◌ Philosophy ◌
The eight limbs of ashtanga yoga are yama, niyama, asana, pranayama, pratyahara, dharana, dhyana and samadhi. The first five limbs are considered external support while the last three are considered internal support.
The first two limbs, yama and niyama, are rules for right living and the foundation for the practice of the other limbs. The five yamas consist of lessons in moral and social conduct in our environment. They are the universal principle that improves our inner worlds, community and the collective.
The yamas are ahimsa, satya, asteya, bramhacharya and aparigraha, and can be translated as non-violence, truthfulness, non-stealing, appropriate use of vital essence and non-greed.
The niyamas are discipllinary and spiritual observances that focus on attitudes towards ourselves. They are listed as schoucha, santosha, tapas, svadhyaya and Ishvarapranidhana and can be translated as cleanliness, contentment, austerity, self-study, and devotion to God. External or bodily purity, but even more so, internal or mental purity, along with contentment, austerity, self-study, and devotion to God are practices that will help to remove impurities from the mind and body and develop a deeper connection with the self.

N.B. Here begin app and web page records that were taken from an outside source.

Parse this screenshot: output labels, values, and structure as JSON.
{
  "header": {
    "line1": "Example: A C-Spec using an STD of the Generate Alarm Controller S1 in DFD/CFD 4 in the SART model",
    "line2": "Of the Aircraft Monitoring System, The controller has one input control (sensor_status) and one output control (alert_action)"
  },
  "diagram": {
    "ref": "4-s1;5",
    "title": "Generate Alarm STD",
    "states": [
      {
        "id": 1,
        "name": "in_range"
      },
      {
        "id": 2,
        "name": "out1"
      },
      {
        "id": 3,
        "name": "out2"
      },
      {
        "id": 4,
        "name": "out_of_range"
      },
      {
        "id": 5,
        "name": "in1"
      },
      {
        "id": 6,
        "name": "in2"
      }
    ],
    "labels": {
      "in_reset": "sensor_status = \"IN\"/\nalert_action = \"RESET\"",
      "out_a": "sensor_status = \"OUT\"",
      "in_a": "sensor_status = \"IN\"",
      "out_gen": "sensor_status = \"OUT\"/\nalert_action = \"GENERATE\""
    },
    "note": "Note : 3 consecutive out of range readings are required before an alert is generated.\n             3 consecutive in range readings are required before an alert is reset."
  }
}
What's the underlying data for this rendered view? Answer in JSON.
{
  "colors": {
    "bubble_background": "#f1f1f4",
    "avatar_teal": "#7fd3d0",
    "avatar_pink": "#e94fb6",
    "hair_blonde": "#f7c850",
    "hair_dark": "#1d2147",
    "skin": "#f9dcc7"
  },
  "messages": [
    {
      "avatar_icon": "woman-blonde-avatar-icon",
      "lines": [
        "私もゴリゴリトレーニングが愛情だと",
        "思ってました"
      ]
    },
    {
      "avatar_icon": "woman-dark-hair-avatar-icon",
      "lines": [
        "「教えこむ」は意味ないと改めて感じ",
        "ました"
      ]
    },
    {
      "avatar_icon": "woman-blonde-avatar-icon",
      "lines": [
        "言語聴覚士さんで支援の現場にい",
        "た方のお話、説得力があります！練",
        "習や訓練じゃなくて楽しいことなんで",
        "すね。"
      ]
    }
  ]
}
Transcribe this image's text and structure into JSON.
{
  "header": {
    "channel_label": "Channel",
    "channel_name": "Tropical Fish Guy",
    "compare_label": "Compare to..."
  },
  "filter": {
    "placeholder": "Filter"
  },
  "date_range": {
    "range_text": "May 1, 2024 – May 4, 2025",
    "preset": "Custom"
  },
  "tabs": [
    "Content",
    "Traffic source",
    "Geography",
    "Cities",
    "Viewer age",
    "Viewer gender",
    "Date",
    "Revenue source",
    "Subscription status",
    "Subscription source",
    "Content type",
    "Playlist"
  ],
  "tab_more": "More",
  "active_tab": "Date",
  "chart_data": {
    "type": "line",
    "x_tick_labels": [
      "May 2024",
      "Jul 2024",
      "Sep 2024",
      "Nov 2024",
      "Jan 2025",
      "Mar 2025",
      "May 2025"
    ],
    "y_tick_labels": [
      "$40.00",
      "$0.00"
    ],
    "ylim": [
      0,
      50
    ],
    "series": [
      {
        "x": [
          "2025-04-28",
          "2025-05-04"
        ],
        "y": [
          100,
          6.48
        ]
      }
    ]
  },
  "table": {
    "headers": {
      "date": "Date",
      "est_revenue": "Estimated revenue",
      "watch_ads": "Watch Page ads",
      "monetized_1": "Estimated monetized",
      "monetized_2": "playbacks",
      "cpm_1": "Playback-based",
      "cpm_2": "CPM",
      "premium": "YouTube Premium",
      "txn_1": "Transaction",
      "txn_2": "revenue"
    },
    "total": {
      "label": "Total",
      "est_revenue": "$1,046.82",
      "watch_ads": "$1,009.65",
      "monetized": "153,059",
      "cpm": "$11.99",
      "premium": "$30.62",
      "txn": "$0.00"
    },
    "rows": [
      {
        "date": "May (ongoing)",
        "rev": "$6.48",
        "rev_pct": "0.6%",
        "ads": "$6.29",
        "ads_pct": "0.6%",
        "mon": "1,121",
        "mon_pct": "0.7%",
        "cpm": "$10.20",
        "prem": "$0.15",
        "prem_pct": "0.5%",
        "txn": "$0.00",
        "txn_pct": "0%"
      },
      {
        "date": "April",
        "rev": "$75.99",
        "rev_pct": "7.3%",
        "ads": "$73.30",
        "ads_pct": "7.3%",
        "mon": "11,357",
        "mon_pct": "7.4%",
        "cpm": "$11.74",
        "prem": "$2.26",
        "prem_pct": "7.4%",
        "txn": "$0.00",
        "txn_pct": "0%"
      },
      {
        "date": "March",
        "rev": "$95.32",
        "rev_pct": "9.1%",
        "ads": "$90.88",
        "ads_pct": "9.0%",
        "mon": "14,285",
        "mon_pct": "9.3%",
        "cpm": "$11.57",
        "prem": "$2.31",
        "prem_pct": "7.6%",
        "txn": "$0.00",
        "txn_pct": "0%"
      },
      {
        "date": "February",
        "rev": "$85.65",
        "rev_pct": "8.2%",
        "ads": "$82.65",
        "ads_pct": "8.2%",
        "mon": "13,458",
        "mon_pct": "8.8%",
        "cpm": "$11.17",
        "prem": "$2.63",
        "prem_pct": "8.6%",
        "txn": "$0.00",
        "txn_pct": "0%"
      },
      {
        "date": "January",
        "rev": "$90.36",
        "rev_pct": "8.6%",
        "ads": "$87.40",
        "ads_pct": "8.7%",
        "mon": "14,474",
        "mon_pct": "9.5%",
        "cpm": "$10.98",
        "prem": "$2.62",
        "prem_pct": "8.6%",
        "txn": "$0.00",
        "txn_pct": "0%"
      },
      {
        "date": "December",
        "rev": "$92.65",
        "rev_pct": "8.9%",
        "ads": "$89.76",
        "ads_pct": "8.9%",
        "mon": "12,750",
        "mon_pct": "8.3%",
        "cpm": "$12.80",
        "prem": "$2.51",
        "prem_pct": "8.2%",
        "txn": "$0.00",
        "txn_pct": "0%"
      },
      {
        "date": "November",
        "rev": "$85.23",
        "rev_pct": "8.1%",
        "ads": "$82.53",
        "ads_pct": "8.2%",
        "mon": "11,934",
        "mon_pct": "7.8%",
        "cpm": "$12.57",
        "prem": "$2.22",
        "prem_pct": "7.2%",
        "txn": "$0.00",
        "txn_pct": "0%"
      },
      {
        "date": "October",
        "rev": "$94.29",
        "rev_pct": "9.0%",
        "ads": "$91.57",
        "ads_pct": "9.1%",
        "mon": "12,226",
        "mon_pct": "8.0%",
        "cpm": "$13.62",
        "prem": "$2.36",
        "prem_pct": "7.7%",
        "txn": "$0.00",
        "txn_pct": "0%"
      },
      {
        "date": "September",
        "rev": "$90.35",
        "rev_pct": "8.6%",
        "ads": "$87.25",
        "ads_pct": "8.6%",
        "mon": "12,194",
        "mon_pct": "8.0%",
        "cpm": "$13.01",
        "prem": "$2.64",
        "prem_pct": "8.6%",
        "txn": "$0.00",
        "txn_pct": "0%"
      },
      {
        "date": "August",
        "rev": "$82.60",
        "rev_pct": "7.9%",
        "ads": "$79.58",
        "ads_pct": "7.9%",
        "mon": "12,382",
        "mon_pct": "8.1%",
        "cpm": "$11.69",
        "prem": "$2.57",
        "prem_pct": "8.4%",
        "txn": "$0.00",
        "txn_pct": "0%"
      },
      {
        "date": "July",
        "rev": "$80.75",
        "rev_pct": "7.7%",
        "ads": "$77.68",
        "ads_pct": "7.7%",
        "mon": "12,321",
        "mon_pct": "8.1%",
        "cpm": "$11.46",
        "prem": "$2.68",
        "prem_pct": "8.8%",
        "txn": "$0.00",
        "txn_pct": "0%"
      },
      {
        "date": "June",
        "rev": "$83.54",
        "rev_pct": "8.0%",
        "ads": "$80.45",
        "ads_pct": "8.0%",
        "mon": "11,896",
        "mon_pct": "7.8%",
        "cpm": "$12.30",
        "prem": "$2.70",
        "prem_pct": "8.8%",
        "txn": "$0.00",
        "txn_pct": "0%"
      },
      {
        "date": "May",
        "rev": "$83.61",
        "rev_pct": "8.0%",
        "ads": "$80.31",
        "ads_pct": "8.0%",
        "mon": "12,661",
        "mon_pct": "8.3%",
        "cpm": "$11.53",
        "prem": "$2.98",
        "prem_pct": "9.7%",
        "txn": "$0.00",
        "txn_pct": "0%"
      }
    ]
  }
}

Asana is the posture in which one practices the internal limbs of yoga with steadiness and a pleasant mind. There are two means to achieve skill in asana; to release the effort and to focus the mind on infinity. The fruit promised from skill in asana is the cessation of duality.
Pranayama is the method of changing the breathing pattern and is to be practiced only when one has achieved steadiness in asana. The main benefit of pranayama is control of the mind, it helps with concentration, energizing, and balancing the mind and body. This is essential to the next limb, pratyahara, explained as withdrawing the sense organs from their external objects, causing the senses to merge in the mind.
Dharana, or concentration, is the ability to direct the mind toward a chosen object and focus on it alone, bringing us into awareness of the present moment. Dhyana, or meditation, is the ability to develop focused interactions with what we seek to understand.
Samadhi, ultimate contentment, and surrender. Patanjali describes the eighth and final stage of Ashtanga yoga, samadhi, as a state of ecstasy.
In samadhi the mind merges with the object. Samadhi is of two kinds, sabija and nirbija samadhi. Sabija samadhi is further divided into savitarka, savichara, sananda and sasmita samadhi. In these stages of sabija samadhi, there is a gradual differentiation between the known (the object), the knower and the process of knowing, until they merge in nirbija samadhi, and the mind takes the form of the object without interpretations, conceptions or awareness of the process. All fluctuations of the mind are restrained and the Seer rests in his own nature (“Tada drashtuhsvarupevastanam”). The nirbija stage of samadhi is liberation.
Although in the Yoga philosophy the ashtanga system is presented as the main method, liberation can also be achieved by Ishvarapranidhana; devotion to Ishvara. Ishvara is described as the supreme soul, omniscient, untouched by afflictions, karma and the effects of karma. Ishvara’s name and form can only be expressed by the sound OM, and the sound should, therefore, be repeated and contemplated upon. This will give knowledge of the real nature of purusha and prakrti, facilitating the practice of samadhi. Ishvarapranidhana as means to achieve liberation is the cause for characterising Yoga as the path of Bhakti – devotion.